Connective Tissue


Introduction (from your book)

Connective tissues bind structures, provide support and protection, serve as frameworks, fill spaces, store fat, produce blood cells, protect against infections, and help repair tissue damage. Connective tissue cells are usually farther apart than epithelial cells, and they have an abundance of intercellular material, or matrix, between them.

 


There are many different types of connective tissue - we'll start easy and move to the more difficult.

 

Blood - Most all the cells you see in this picture are are red blood cells (erythrocytes), and the blue and green arrows are pointing to white blood cells (leukocytes). The matrix material, know as plasma in blood, can not be seen because it does not stain. Blood is a good example of showing the distance between cells that is often associated with connective tissues.

 

Where can you find blood in your body? What organ system contains blood?


Bone (specifically "compact bone") Bone has a very specific look - it looks like a series of circles. The green arrows are pointing to areas of the bone tissue where you can find individual bone cells (osteocytes).

 

 


Cartilage - specifically Hyaline Cartilage

The green arrow is pointing to matrix material and the blue dots are the cells (chondrocytes).

 

 


Tendon (Generic name: regular dense fibrous connective tissue).

Lots of collegen fibers and elastin fibers can be found in tendons - notice how all the lines in the picture are in one direction (up and down in this case) -since all the fibers are running in one direction the tendon is very strong in one direction.

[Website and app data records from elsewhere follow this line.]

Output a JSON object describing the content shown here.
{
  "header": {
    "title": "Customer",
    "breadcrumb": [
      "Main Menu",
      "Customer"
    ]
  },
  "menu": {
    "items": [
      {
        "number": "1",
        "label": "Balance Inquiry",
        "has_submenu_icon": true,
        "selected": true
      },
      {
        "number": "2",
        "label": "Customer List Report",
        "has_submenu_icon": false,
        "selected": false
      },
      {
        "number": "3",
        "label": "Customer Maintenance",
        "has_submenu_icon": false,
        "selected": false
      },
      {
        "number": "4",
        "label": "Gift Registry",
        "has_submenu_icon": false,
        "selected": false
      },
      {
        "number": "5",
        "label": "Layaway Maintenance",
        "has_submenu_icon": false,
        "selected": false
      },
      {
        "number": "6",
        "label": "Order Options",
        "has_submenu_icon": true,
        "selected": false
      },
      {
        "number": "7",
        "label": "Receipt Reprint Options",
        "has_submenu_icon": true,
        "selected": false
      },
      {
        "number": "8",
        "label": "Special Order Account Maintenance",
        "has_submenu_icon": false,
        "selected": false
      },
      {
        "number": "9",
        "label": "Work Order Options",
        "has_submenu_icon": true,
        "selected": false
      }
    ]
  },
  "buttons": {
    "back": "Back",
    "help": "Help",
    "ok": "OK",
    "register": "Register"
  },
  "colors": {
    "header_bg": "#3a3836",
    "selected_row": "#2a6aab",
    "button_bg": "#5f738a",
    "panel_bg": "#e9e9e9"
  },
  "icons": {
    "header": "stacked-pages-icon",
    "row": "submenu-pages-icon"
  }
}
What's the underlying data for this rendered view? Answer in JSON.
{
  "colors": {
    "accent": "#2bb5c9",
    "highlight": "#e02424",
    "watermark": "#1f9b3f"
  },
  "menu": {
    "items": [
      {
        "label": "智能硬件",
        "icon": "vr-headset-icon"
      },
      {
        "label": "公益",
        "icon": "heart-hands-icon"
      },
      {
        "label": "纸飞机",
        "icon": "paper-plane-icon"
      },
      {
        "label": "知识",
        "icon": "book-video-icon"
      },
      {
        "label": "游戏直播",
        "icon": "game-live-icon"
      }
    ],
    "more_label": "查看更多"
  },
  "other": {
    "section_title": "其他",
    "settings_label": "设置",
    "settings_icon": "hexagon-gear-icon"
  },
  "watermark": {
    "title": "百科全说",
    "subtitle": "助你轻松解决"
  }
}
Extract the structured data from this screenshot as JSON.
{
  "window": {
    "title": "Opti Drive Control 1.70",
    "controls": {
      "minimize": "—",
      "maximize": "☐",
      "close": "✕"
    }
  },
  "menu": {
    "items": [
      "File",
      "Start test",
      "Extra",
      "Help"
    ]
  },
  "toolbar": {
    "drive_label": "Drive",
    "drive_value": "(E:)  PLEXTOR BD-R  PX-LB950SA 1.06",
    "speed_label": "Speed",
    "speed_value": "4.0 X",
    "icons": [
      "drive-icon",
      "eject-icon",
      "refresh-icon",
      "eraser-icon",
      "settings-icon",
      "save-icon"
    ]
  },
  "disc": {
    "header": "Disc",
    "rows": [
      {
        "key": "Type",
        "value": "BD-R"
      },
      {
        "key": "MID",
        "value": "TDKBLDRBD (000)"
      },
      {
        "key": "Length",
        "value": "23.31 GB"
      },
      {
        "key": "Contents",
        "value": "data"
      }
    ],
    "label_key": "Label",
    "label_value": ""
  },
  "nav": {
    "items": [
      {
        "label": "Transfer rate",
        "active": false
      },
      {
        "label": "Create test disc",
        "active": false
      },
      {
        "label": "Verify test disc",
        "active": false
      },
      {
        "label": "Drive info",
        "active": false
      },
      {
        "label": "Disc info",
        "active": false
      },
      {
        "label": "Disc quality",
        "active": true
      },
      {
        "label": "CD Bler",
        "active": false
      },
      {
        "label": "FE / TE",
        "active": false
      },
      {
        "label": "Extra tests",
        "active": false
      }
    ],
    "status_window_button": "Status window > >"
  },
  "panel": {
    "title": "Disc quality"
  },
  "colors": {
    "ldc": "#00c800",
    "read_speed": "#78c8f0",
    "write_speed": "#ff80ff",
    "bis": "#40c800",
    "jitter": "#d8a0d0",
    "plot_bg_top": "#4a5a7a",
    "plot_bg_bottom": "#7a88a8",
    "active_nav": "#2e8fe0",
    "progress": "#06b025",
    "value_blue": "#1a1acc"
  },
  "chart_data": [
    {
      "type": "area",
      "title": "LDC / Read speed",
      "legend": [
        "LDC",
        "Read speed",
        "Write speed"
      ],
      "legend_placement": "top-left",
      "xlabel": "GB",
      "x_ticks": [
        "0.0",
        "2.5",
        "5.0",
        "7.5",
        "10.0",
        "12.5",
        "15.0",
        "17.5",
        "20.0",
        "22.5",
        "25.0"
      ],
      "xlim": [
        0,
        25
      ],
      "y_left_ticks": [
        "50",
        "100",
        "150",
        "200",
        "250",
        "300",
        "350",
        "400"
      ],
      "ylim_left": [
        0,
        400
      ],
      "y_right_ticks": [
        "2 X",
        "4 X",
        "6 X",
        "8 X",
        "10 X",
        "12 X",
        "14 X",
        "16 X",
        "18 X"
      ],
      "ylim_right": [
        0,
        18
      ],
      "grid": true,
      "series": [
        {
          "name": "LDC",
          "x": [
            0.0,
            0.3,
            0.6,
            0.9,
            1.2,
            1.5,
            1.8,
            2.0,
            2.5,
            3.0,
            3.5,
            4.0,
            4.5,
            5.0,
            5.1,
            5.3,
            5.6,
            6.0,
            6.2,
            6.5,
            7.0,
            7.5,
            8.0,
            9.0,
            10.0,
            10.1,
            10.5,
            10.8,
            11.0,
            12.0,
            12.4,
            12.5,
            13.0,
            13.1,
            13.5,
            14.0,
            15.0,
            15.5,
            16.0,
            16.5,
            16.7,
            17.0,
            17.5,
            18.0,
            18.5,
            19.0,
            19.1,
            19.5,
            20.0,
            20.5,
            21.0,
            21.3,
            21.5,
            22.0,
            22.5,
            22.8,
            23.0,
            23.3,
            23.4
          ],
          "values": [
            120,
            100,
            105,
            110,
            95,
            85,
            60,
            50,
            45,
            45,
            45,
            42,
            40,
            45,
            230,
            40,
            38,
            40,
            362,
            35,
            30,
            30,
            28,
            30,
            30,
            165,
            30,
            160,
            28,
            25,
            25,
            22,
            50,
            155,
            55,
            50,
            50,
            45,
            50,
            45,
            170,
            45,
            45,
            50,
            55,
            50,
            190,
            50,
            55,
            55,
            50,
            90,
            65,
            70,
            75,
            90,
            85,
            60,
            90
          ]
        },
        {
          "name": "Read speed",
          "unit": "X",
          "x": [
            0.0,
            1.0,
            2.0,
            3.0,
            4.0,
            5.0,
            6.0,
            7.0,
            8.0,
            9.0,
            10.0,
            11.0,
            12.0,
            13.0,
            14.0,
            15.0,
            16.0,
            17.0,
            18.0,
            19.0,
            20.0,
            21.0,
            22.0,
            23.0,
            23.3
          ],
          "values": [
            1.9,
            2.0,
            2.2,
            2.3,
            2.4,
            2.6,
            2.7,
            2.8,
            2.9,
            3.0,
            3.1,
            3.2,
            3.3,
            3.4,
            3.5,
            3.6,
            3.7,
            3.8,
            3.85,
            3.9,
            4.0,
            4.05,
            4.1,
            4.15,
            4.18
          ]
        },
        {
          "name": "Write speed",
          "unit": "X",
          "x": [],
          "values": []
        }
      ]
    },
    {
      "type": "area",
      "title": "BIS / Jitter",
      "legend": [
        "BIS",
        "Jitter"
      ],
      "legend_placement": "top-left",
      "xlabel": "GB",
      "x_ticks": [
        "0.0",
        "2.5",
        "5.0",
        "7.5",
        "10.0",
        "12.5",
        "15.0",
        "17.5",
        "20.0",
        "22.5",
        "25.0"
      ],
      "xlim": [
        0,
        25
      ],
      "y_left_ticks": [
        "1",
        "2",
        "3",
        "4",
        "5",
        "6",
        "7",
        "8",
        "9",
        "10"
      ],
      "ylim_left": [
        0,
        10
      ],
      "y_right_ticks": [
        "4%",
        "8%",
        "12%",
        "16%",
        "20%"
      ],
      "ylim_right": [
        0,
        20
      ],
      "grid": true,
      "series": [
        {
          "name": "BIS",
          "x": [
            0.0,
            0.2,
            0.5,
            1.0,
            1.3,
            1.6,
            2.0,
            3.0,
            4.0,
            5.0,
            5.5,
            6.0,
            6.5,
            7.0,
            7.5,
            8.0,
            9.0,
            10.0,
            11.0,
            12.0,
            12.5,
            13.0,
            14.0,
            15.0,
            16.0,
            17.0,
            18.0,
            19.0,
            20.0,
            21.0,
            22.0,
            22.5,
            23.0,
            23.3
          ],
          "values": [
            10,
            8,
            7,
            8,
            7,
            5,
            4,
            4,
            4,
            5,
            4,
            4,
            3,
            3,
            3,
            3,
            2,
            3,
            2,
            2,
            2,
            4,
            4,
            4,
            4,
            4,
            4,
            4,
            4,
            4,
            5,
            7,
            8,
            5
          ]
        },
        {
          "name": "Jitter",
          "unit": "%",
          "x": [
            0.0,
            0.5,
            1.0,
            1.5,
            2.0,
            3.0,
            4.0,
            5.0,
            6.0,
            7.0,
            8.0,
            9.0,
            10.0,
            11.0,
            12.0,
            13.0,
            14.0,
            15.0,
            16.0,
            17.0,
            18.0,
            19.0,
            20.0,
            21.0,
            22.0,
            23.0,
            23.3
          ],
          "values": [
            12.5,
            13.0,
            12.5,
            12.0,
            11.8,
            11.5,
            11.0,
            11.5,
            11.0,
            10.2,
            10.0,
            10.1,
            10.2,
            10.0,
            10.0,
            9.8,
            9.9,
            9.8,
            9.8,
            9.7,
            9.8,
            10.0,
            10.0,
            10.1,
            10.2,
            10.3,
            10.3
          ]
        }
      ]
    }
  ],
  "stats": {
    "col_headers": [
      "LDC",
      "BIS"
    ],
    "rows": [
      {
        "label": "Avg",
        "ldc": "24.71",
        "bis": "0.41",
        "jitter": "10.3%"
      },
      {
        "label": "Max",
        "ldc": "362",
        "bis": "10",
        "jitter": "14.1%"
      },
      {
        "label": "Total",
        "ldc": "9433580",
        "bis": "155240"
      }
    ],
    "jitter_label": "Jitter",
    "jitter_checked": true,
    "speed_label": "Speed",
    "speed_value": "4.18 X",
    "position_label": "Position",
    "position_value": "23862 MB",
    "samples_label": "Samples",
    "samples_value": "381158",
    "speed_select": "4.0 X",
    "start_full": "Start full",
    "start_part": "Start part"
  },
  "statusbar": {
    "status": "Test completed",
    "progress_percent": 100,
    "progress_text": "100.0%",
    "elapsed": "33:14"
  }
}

Adipose Tissue (Green Arrow) - also know as fat tissue.

Fat does not stain well and so fat cells will look "empty" -but they are actually full of lipids.

 

FYI: The black arrow is pointing to an artery and the red arrow is pointing to a vein.

 


Collegen (green arrow)

Collegen is a very strong protein fiber. Here the collegen fibers are stained blue and are running in many different directions (as compared to tendons). When the collegen is arranged in this manor, the tissue will be strong in several dirctions. This collegein is found just under your skin and helps hold it to the bones. When humans age, their collegen quantities decrease and the skin sags.

Collegen is NOT a tissue, but is a protein commonly associated with connective tissues.


Elastin (green arrow)

Elastin is a protein commonly associated with connective tissues. This image is of an aorta, a very high pressure blood vessel. The elastin in the aorta enables it to contain blood that is under a large quantity of pressure without exploding.

 


 

GO BACK TO THE FIRST PAGE (The GC 1135 Histology Page)